(Beginning of DATA EXTRACT)
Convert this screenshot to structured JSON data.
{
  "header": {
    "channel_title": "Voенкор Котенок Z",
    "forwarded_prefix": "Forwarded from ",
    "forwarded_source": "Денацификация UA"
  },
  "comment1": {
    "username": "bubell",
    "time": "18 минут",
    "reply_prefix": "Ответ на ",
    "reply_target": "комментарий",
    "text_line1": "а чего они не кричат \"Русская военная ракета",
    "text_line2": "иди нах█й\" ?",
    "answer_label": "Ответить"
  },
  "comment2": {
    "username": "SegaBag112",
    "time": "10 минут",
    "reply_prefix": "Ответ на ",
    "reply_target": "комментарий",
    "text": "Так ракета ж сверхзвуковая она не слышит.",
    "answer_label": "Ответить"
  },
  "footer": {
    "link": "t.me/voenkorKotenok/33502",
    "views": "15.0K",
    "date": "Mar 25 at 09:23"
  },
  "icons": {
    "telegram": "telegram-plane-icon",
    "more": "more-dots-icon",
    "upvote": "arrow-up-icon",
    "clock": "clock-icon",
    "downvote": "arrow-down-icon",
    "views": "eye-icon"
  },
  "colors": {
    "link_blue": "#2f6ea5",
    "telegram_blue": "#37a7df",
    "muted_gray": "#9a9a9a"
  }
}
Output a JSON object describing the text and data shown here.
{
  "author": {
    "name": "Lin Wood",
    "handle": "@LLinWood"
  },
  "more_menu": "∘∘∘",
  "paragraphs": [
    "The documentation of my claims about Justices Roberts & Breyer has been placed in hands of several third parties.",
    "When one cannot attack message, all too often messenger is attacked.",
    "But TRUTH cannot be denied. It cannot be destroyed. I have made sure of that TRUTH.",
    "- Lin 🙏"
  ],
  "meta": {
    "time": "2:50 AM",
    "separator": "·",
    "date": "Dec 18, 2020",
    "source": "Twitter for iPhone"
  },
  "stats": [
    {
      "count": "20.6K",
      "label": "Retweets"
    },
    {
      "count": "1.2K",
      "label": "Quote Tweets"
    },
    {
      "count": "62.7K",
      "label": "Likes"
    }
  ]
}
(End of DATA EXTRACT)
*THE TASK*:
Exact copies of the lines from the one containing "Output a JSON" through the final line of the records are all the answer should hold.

*REPLY TO THE TASK*:
Output a JSON object describing the text and data shown here.
{
  "author": {
    "name": "Lin Wood",
    "handle": "@LLinWood"
  },
  "more_menu": "∘∘∘",
  "paragraphs": [
    "The documentation of my claims about Justices Roberts & Breyer has been placed in hands of several third parties.",
    "When one cannot attack message, all too often messenger is attacked.",
    "But TRUTH cannot be denied. It cannot be destroyed. I have made sure of that TRUTH.",
    "- Lin 🙏"
  ],
  "meta": {
    "time": "2:50 AM",
    "separator": "·",
    "date": "Dec 18, 2020",
    "source": "Twitter for iPhone"
  },
  "stats": [
    {
      "count": "20.6K",
      "label": "Retweets"
    },
    {
      "count": "1.2K",
      "label": "Quote Tweets"
    },
    {
      "count": "62.7K",
      "label": "Likes"
    }
  ]
}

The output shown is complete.